» **DATA FOR ANALYSIS**:
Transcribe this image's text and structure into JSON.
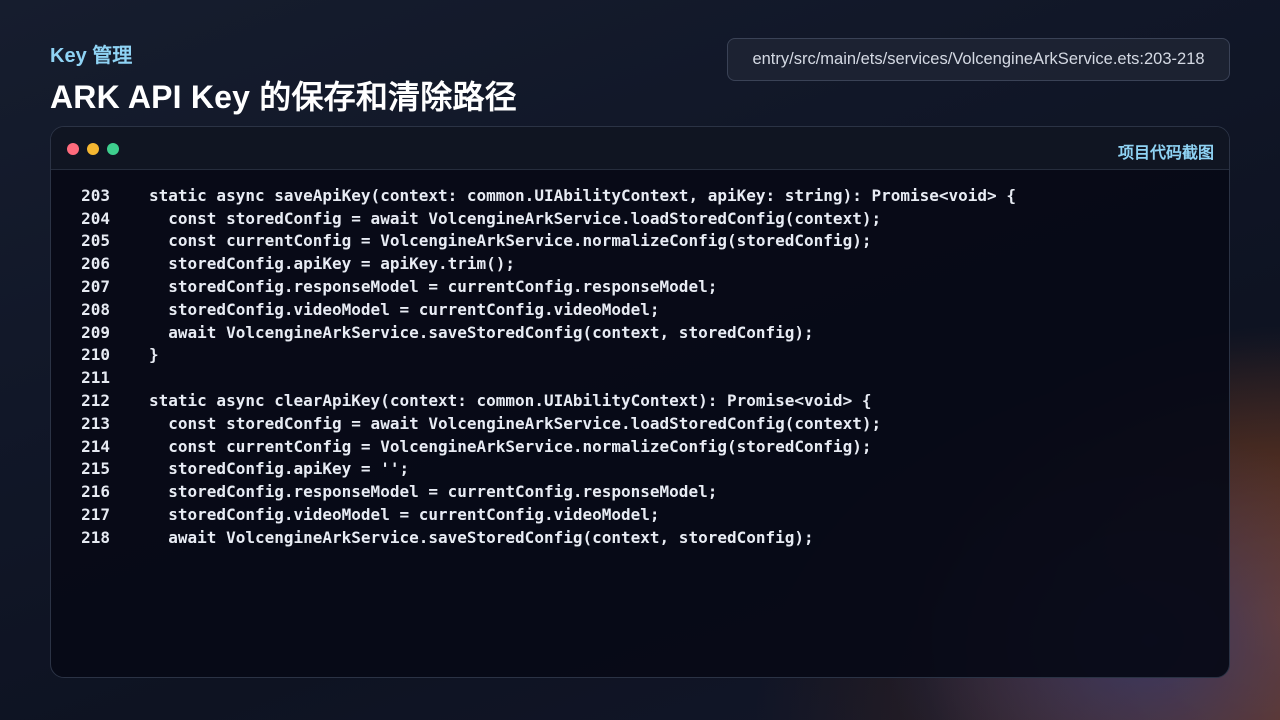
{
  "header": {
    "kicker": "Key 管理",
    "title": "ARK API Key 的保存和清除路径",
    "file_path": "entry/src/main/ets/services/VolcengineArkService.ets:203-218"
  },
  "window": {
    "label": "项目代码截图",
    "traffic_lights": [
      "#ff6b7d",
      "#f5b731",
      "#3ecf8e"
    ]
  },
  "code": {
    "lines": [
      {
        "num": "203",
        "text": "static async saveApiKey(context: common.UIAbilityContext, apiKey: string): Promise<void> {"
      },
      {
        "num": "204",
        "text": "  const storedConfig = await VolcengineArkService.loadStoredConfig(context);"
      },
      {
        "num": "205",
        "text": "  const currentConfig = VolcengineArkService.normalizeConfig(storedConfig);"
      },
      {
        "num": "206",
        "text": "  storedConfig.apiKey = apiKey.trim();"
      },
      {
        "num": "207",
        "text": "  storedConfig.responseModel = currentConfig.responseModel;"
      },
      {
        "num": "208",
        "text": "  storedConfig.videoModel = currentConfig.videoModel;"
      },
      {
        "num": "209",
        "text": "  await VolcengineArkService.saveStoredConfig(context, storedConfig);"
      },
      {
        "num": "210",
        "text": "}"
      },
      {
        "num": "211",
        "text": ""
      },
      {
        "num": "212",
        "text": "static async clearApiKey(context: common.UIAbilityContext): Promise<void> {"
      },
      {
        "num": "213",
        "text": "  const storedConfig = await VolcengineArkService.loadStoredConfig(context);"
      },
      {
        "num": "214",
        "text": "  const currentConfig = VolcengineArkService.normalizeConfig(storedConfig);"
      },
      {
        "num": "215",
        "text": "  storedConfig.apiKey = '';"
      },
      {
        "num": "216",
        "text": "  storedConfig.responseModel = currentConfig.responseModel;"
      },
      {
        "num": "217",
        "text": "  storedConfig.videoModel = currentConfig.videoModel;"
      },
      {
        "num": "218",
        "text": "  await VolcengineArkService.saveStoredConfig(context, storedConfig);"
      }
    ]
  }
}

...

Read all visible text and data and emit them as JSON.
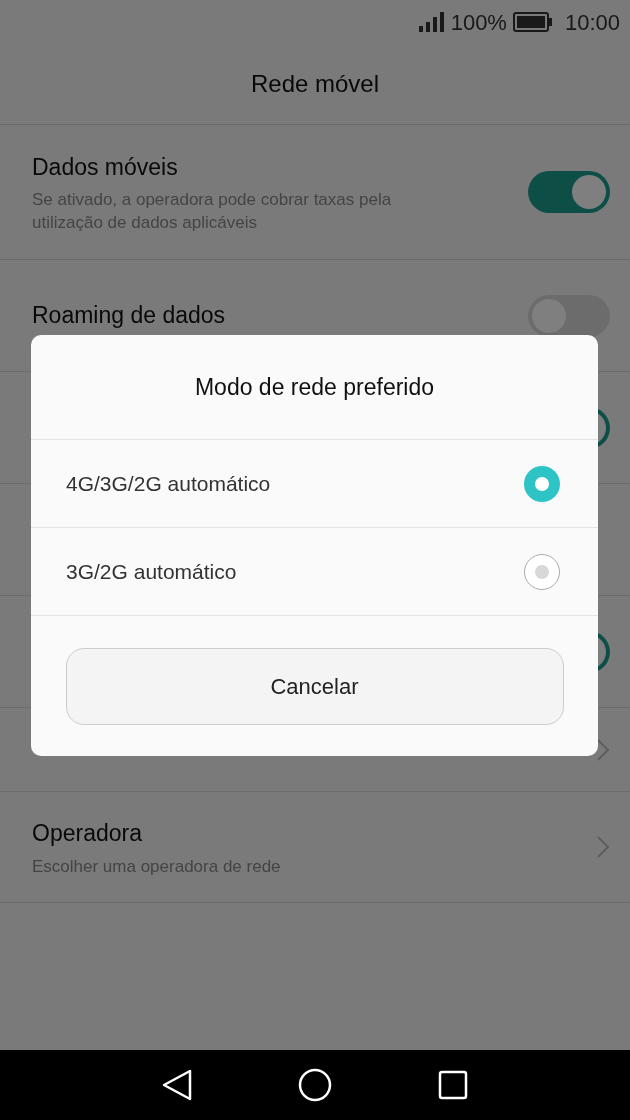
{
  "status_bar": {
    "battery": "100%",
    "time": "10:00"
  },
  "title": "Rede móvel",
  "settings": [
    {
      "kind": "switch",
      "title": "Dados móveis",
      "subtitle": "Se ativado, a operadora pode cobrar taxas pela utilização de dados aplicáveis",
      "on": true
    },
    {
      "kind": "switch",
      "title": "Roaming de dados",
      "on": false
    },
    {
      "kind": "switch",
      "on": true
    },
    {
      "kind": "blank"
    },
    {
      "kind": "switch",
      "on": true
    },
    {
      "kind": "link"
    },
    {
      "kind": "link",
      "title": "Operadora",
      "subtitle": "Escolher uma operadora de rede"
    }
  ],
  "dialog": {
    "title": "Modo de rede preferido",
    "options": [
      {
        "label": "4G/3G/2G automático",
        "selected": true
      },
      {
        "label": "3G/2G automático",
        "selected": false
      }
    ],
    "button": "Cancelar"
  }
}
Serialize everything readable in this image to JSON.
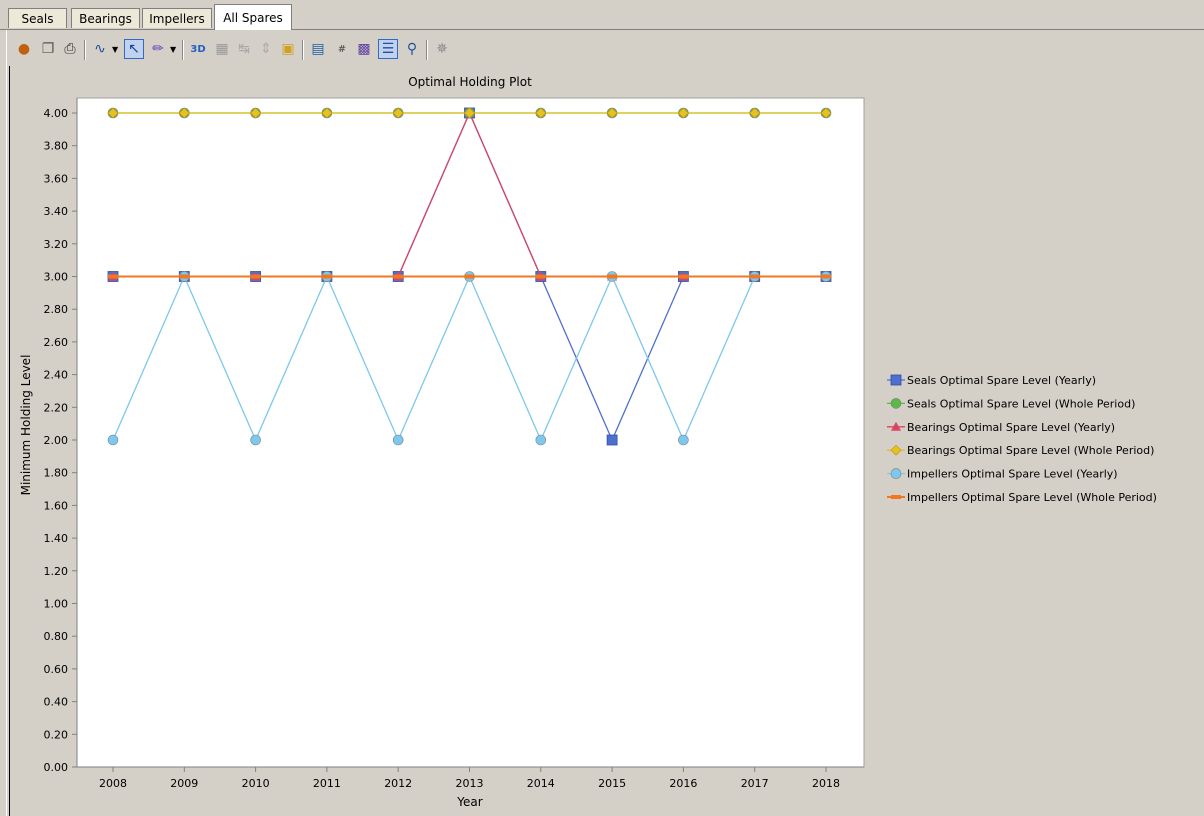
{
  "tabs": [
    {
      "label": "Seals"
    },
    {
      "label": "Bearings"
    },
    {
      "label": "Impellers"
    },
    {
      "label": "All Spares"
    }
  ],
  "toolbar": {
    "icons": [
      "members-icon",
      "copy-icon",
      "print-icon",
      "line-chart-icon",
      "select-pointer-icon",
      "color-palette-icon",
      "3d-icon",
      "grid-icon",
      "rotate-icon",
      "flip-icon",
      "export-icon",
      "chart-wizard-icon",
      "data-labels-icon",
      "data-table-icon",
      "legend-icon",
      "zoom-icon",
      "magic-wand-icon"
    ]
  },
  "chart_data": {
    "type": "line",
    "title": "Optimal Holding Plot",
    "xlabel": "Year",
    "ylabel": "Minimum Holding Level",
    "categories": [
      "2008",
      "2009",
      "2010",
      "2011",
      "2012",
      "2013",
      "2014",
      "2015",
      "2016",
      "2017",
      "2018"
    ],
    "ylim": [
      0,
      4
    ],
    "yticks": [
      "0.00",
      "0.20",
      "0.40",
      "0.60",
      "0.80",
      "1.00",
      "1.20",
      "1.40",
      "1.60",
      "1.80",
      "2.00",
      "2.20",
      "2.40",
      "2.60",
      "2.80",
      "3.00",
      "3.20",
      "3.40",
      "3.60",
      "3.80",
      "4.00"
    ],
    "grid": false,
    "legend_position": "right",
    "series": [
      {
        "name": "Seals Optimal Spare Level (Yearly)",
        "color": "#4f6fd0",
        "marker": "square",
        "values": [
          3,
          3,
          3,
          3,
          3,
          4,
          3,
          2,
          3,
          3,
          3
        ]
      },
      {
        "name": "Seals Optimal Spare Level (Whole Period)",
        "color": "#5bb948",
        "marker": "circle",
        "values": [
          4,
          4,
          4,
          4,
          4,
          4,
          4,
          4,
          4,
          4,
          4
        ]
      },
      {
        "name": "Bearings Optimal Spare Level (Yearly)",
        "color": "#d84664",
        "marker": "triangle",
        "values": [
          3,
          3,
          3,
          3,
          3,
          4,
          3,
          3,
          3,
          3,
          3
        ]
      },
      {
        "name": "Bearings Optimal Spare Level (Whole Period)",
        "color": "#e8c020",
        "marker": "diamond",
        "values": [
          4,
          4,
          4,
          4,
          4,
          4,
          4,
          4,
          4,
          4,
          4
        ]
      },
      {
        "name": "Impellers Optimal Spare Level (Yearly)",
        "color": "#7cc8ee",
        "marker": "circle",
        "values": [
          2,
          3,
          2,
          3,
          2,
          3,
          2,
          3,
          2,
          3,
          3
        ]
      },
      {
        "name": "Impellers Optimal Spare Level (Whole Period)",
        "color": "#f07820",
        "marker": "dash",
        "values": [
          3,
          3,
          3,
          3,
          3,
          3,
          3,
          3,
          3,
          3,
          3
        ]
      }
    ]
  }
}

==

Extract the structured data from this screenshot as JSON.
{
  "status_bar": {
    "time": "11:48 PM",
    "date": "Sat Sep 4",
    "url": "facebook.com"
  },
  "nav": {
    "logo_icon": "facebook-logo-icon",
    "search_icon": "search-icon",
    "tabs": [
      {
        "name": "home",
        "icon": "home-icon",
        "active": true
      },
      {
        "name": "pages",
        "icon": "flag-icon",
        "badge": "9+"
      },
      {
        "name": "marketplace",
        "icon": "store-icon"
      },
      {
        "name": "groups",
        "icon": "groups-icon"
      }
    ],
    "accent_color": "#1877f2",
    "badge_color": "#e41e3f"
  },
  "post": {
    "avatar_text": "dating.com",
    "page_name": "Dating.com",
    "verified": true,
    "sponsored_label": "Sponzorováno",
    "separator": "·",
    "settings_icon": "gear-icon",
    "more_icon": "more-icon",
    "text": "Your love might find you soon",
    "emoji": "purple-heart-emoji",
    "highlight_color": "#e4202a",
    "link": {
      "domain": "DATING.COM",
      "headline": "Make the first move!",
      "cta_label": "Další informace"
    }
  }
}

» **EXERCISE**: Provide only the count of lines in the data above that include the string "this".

» **ANSWER BOX**: 3